sound, and/or video, this would just be a link to a folder containing
these files prior to import into flash so they can be edited and
adjusted). I have had at least two students as me for their full
projects after taking the class, and they were both grateful to have
the original media as well.
Link to development (.fla) file(s).
Link to exported (.swf) file(s) – if you promised web delivery,
then link them to a web page with the .swf placed in-line. Flash
will do this for you, but we did not cover this in class, I’m happy to
help with this and with the project documentation front end if you need
it, either during class consultation time or a scheduled time outside
– These are
the development files for your final project along with the exported
.swf (or .swfs). Most of what I want is described below in the
rubric. I will say that although you won’t lose points for using
scenes as a way to break up your file this does cause performance
problems. The preferred method is to use movie clips as opposed
Deliverables: You will be handing in a folder (which will
likely have sub-folders) of everything mentioned in the
documentation front end
section above. You don’t need to
host this front end on a web server (I’ll take care of that), although
you are certainly free to do so. What you do need to do though is
give me everything I need to host it by packaging all of the materials
into a single .zip archive.
Do not submit this .zip file
as it will to very unhelpful things with
it. Instead, you can email it to me direct (the usu mail server
will give you directions and a place to post large files for me if it’s
too big. You can also get it to me via external media (CD-R
DVD-R are acceptable).
Submit to: see above.
Since there are multiple
ways to submit, send me an email message letting me know where I can
find your project.
File Naming convention: Use the following naming convention

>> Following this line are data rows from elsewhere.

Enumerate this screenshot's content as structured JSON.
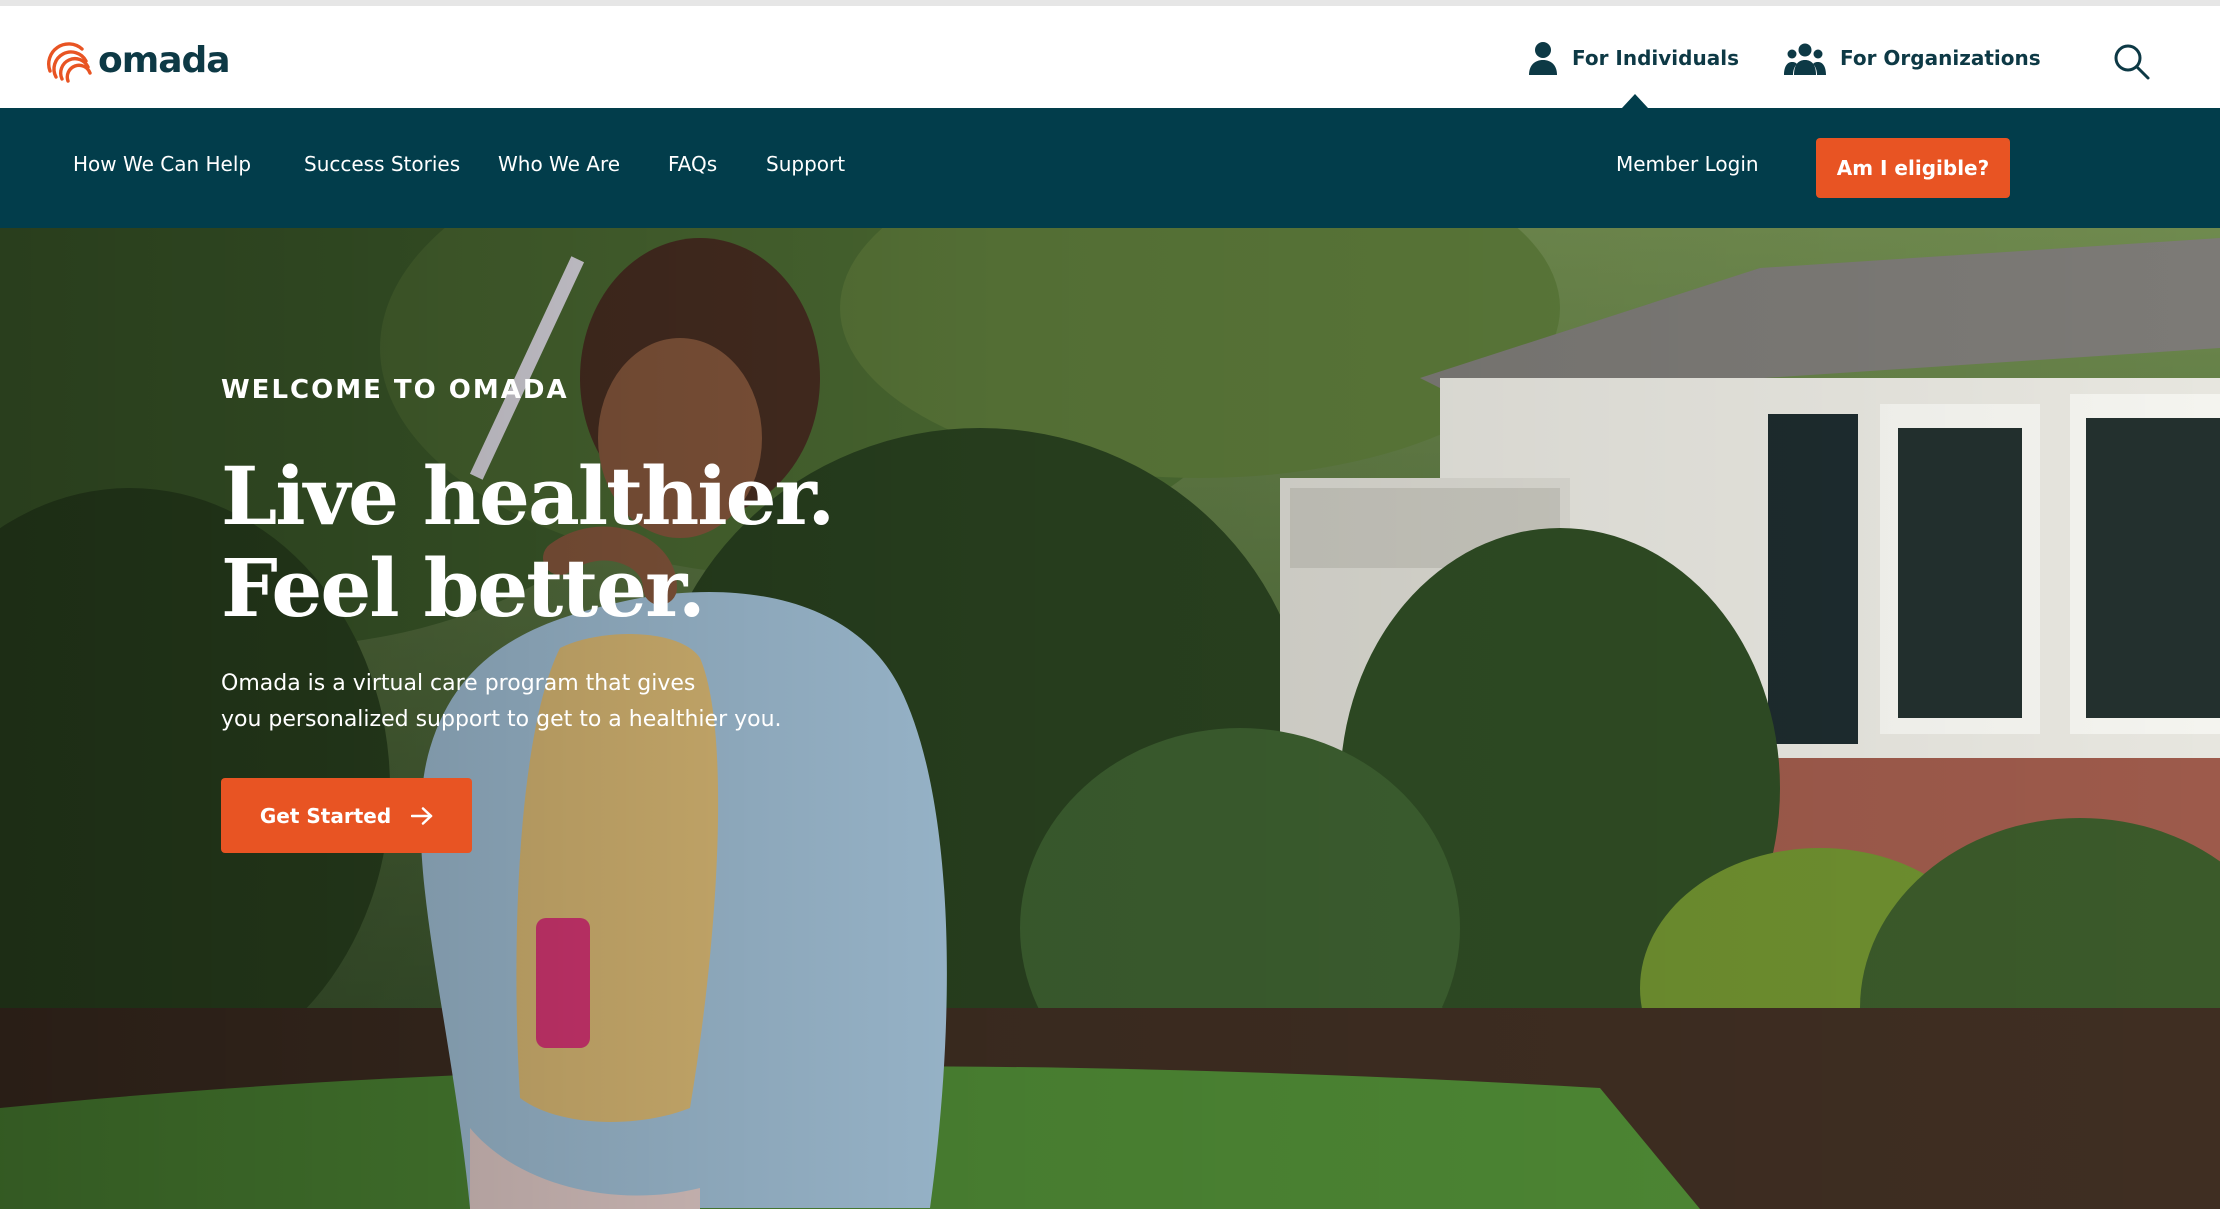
{
  "brand": {
    "name": "omada",
    "accent": "#e85423",
    "navy": "#023d4b",
    "text_dark": "#0d3945"
  },
  "audience": {
    "individuals_label": "For Individuals",
    "organizations_label": "For Organizations",
    "active": "individuals"
  },
  "nav": {
    "items": [
      {
        "label": "How We Can Help"
      },
      {
        "label": "Success Stories"
      },
      {
        "label": "Who We Are"
      },
      {
        "label": "FAQs"
      },
      {
        "label": "Support"
      }
    ],
    "member_login": "Member Login",
    "eligible_button": "Am I eligible?"
  },
  "hero": {
    "eyebrow": "WELCOME TO OMADA",
    "headline_line1": "Live healthier.",
    "headline_line2": "Feel better.",
    "subtext_line1": "Omada is a virtual care program that gives",
    "subtext_line2": "you personalized support to get to a healthier you.",
    "cta_label": "Get Started"
  },
  "icons": {
    "logo": "omada-logo-icon",
    "individual": "person-icon",
    "organization": "group-icon",
    "search": "search-icon",
    "arrow": "arrow-right-icon"
  }
}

for your folder name (zip archives should have this folder at the top
level, with all files and sub/folders contained within)
finalProjectYourName, so if your name was Sam Walker your folder would
be named finalProjectSamWalker.
Your final project
will be graded
according to the following criteria:
will be graded according to the
Is your project documentation complete (would someone
be able to recreate the structure of your project looking only at the
final .swf and your documentation—more importantly, would they be able
to easily find what they were looking for if they were forced to come
in and make changes?) Does it contain all of the relevant
portions as outlined above?
Is your project documentation
Is your project documentation professional (free of
typographical and grammatical errors)?
Does your project documentation contain a functional
front-end as described above?
Do you use a consistent naming convention for layers,
symbols, and pseudo-symbols? Do all of your layers have a
meaningful name? (e.g. “layer 1” is not an option)
Is your project easy to change and update?
you should have only the number of instances you absolutely
need for each symbol or element of the project.
you should use consistent tab stops for your code—don’t be shy
about using the autoformat button in the actions window.
Finally, you should not have any “magic numbers.” For the
purposes of this class, a magic number is defined as a value in
ActionScript that is used in more than one piece of code, but not
updatable in one place. If you find yourself typing out a number
in more than one location, create a variable and grab the value from
the variable instead.
Does your project include at least two
well-constructed ebedded items of an appropriate type for the learning
objective? Note that well-constructed means well written and
includes appropriate feedback.
Do you have a well organized timeline (related layers
are near each other, elements are where they are promised).
Is your project free of all syntax errors, and major
logic errors (operating in ways that are unexpected)?